╭─ PROVIDED ENTRIES

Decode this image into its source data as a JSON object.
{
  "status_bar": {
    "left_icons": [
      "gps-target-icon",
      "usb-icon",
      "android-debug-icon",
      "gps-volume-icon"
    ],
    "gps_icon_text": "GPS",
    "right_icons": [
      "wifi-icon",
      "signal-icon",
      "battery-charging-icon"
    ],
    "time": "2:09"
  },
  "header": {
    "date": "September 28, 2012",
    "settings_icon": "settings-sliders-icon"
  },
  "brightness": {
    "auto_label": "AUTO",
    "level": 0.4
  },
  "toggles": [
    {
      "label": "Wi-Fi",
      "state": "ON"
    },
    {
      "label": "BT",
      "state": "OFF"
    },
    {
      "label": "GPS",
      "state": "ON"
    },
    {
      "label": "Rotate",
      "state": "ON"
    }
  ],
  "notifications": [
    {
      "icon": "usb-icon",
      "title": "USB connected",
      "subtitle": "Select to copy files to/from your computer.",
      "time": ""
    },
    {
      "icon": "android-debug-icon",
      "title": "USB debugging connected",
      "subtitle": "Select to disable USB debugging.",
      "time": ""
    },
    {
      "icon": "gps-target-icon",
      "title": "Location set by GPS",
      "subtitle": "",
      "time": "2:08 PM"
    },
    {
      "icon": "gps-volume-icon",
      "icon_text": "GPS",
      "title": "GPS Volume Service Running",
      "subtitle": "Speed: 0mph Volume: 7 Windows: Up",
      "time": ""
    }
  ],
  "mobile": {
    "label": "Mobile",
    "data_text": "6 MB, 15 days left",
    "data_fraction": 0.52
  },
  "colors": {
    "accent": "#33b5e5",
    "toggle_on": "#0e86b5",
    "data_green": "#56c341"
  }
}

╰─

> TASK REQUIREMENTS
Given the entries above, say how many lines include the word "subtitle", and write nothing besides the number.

> TASK RESPONSE
4